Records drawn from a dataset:

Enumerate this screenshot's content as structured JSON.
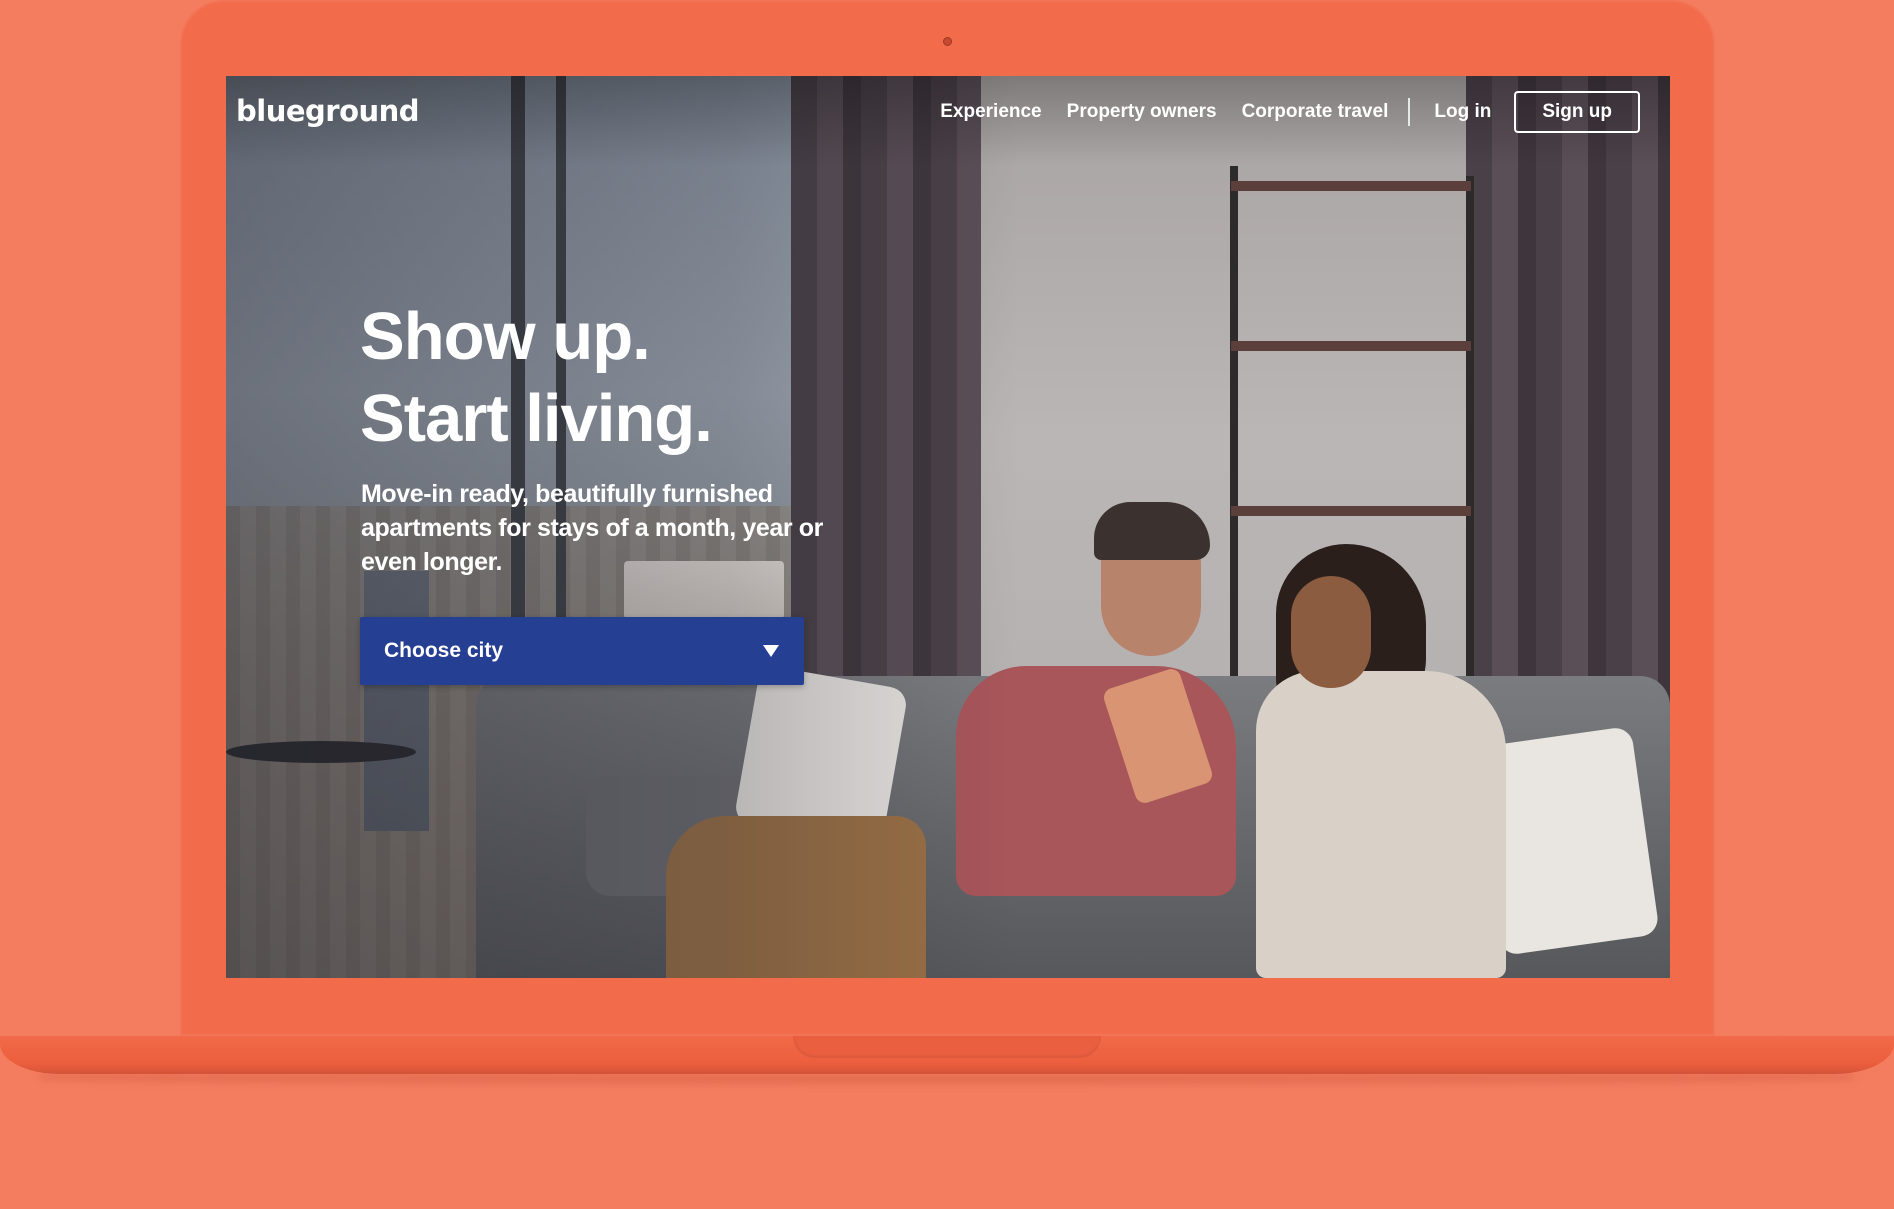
{
  "brand": {
    "logo_text": "blueground",
    "accent_color": "#253f93",
    "device_color": "#f26b4b"
  },
  "nav": {
    "links": [
      "Experience",
      "Property owners",
      "Corporate travel"
    ],
    "login": "Log in",
    "signup": "Sign up"
  },
  "hero": {
    "title_line1": "Show up.",
    "title_line2": "Start living.",
    "subtitle": "Move-in ready, beautifully furnished apartments for stays of a month, year or even longer."
  },
  "city_select": {
    "label": "Choose city",
    "icon": "chevron-down-icon"
  }
}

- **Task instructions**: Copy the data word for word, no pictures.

- **Response for this exercise**:
Enumerate this screenshot's content as structured JSON.
{
  "brand": {
    "logo_text": "blueground",
    "accent_color": "#253f93",
    "device_color": "#f26b4b"
  },
  "nav": {
    "links": [
      "Experience",
      "Property owners",
      "Corporate travel"
    ],
    "login": "Log in",
    "signup": "Sign up"
  },
  "hero": {
    "title_line1": "Show up.",
    "title_line2": "Start living.",
    "subtitle": "Move-in ready, beautifully furnished apartments for stays of a month, year or even longer."
  },
  "city_select": {
    "label": "Choose city",
    "icon": "chevron-down-icon"
  }
}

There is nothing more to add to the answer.